══ Extracted records
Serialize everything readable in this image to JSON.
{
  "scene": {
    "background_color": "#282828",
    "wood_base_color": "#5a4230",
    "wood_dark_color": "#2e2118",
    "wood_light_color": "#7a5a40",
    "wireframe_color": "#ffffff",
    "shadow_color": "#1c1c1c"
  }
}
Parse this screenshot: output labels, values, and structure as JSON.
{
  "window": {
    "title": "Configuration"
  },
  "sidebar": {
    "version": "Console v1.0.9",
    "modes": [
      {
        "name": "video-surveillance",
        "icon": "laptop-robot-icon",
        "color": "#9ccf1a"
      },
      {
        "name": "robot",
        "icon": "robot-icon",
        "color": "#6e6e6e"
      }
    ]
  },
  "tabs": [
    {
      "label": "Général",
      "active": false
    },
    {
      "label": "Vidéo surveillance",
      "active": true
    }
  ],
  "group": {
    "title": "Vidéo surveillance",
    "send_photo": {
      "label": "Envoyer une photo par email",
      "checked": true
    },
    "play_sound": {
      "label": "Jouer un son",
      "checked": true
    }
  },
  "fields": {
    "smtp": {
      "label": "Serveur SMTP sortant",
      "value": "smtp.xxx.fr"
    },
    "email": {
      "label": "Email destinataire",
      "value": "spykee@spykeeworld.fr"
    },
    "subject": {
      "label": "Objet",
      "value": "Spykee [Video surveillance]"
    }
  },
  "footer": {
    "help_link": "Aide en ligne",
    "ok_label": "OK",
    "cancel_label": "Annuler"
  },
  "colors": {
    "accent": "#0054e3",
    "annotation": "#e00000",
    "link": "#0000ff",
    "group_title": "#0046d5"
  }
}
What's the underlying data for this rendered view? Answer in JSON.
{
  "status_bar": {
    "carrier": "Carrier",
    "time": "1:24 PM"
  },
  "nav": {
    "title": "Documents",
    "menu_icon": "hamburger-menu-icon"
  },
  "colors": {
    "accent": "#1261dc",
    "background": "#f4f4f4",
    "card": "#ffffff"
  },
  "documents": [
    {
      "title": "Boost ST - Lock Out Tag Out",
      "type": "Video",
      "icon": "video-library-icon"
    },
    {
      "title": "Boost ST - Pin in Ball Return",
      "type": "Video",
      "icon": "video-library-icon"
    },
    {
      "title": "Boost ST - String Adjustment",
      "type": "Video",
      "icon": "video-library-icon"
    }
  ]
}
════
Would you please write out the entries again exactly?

Serialize everything readable in this image to JSON.
{
  "scene": {
    "background_color": "#282828",
    "wood_base_color": "#5a4230",
    "wood_dark_color": "#2e2118",
    "wood_light_color": "#7a5a40",
    "wireframe_color": "#ffffff",
    "shadow_color": "#1c1c1c"
  }
}
Parse this screenshot: output labels, values, and structure as JSON.
{
  "window": {
    "title": "Configuration"
  },
  "sidebar": {
    "version": "Console v1.0.9",
    "modes": [
      {
        "name": "video-surveillance",
        "icon": "laptop-robot-icon",
        "color": "#9ccf1a"
      },
      {
        "name": "robot",
        "icon": "robot-icon",
        "color": "#6e6e6e"
      }
    ]
  },
  "tabs": [
    {
      "label": "Général",
      "active": false
    },
    {
      "label": "Vidéo surveillance",
      "active": true
    }
  ],
  "group": {
    "title": "Vidéo surveillance",
    "send_photo": {
      "label": "Envoyer une photo par email",
      "checked": true
    },
    "play_sound": {
      "label": "Jouer un son",
      "checked": true
    }
  },
  "fields": {
    "smtp": {
      "label": "Serveur SMTP sortant",
      "value": "smtp.xxx.fr"
    },
    "email": {
      "label": "Email destinataire",
      "value": "spykee@spykeeworld.fr"
    },
    "subject": {
      "label": "Objet",
      "value": "Spykee [Video surveillance]"
    }
  },
  "footer": {
    "help_link": "Aide en ligne",
    "ok_label": "OK",
    "cancel_label": "Annuler"
  },
  "colors": {
    "accent": "#0054e3",
    "annotation": "#e00000",
    "link": "#0000ff",
    "group_title": "#0046d5"
  }
}
What's the underlying data for this rendered view? Answer in JSON.
{
  "status_bar": {
    "carrier": "Carrier",
    "time": "1:24 PM"
  },
  "nav": {
    "title": "Documents",
    "menu_icon": "hamburger-menu-icon"
  },
  "colors": {
    "accent": "#1261dc",
    "background": "#f4f4f4",
    "card": "#ffffff"
  },
  "documents": [
    {
      "title": "Boost ST - Lock Out Tag Out",
      "type": "Video",
      "icon": "video-library-icon"
    },
    {
      "title": "Boost ST - Pin in Ball Return",
      "type": "Video",
      "icon": "video-library-icon"
    },
    {
      "title": "Boost ST - String Adjustment",
      "type": "Video",
      "icon": "video-library-icon"
    }
  ]
}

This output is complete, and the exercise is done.